The story so far: Earlier in April 2022, the National Aeronautics and Space Administration (NASA) released an equity action plan to “make space more accessible”. The plan supports the U.S. government’s effort to improve racial equity in the federal government.
“The Equity Action plan deepens our commitment to further identify and remove the barriers that limit opportunity in underserved and underrepresented communities. This framework anchors fairness as a core component in every NASA mission to make the work we do in space and beyond more accessible to all,” NASA Administrator Bill Nelson said in a statement.
What is the space equity action plan?
NASA’s equity action plan is a response to the U.S. government’s 2021 executive order aimed at “advancing racial equity and support for underserved communities”. The presidential order inspired NASA to develop the equity action plan under which the space agency plans to identify and eliminate systemic barriers and ensure representation.
The space equity action plan lists four focus areas for underserved communities.
Equity in procurements and contracts: In 2021, NASA spent $19.6 billion on goods and services. Around 10% of total expenditure – $2 billion – was obligated to small disadvantaged businesses.
According to the space agency, focussing on businesses categorised as disadvantaged, service-disabled veteran, women-owned, and historically underutilised business zones (HUBZone) can promote equitable economic development.
NASA’s three-step approach to engaging with contractors in underserved communities includes studying barriers in procurement programmes, increasing engagement events, and using dedicated product service lines.
By the fiscal year 2029, NASA aims to increase the number of outreach events for underserved communities by 50%. The organisation will also attempt to improve the number of participants in these events by 5-10% annually.
Using earth science and other data to help mitigate environmental challenges: To make information on earth science easily available to all, NASA will make its 50 most-requested environmental data sets of last year available on the internet, and the full transfer of NASA Earth science data to the cloud will be complete by 2025. The space agency will host data sets that have significant value for environmental justice on the Amazon Web Services Open Data platform.
NASA will also train around 2,700 users on how to use the agency’s data effectively to address environmental parameters like air quality and water resource management. The introductory training will be offered in English and Spanish.
Increase in grants and cooperative agreements: Underserved communities and Minority Serving Institutions (MSIs) are usually not adequately represented among the 3,000 grants and cooperative agreements awarded annually by NASA. There are more than 700 federally-designated MSIs, representing about 14% of all degree-granting institutions of higher education in the U.S. However, only 6% of the $1.3 billion that NASA spends on its grants and cooperative agreements each year is awarded to MSIs and small/minority-owned businesses.

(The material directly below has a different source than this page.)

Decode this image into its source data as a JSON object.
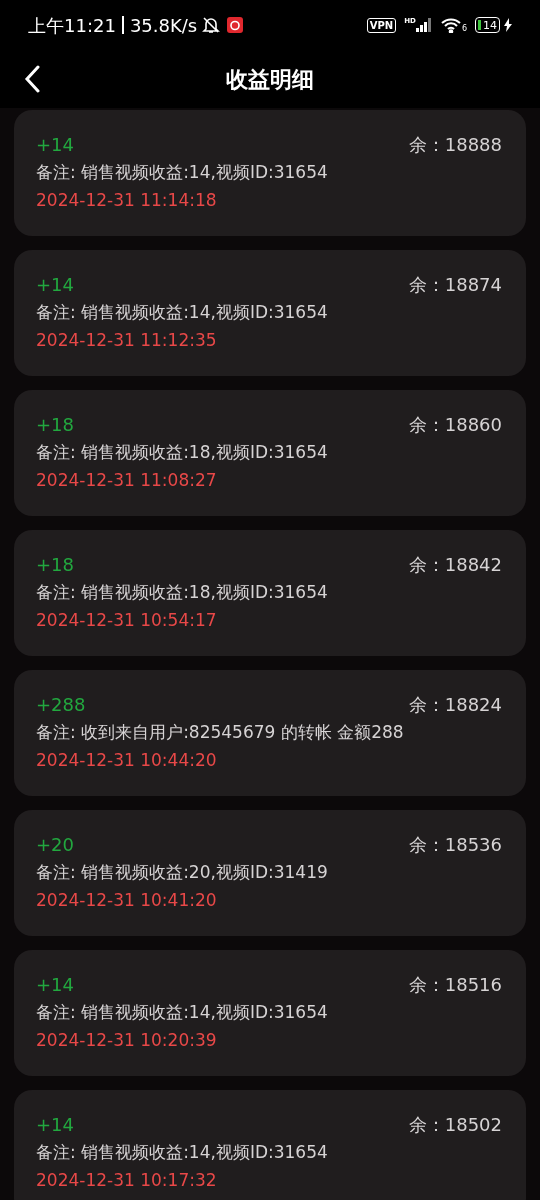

Barriers that prevent underserved communities from accessing grants may include hindrances that block access to information, inadequate resources, and a lack of understanding of NASA’s processes.
To overcome these barriers, NASA is working on identifying Historically Black Colleges and Universities, MSIs, and small/minority-owned businesses that are eligible for grants but not submitting applications, and also analysing barriers for those who did not receive awards, irrespective of their application status. This will allow NASA to identify and address the recurring barriers.
NASA also plans to conduct a series of six training sessions and four outreach workshops and events per year. The space agency will evaluate the effectiveness of these efforts by measuring metrics like the number of applications submitted by first-time participants, and the funding received by those applications.
Increased external civil rights compliance and access for Limited English Proficient population groups: The Civil Rights Compliance Review Programme has limited capability to conduct review audits – a possible reason why participation of underserved communities in NASA programmes could have been limited.
NASA plans to increase its civil rights compliance reviews to ten per year by the financial year 2024. The final goal is to conduct reviews of all grant institutions, then move to a sustainment audit schedule.
In the U.S., around 8.2% of all the people over age five speak English “less than very well”, and over 25 million people are not proficient in English. The language barrier is a potential reason why non-English speakers have limited access to NASA resources.
By January 2023, NASA will publish an updated language access plan. This includes multilingual communication pieces at NASA centres, and also multilingual education and awareness opportunities with the overarching goal of establishing an equitable communications strategy.
Who will look after NASA’s efforts to achieve its equity goals?
An executive team, led by NASA’s deputy administrator, will lead the organisation’s efforts towards equity. The space agency has also established a leadership council that will be led by the Office of Diversity and Equal Opportunity and will provide quarterly reports to the executive team. The leadership council will consist of employee resource groups, centre directors, associate administrators, and senior leadership.
To ensure external accountability, NASA plans on conducting regular public town hall meetings and targeting outreach to underserved communities, among other measures.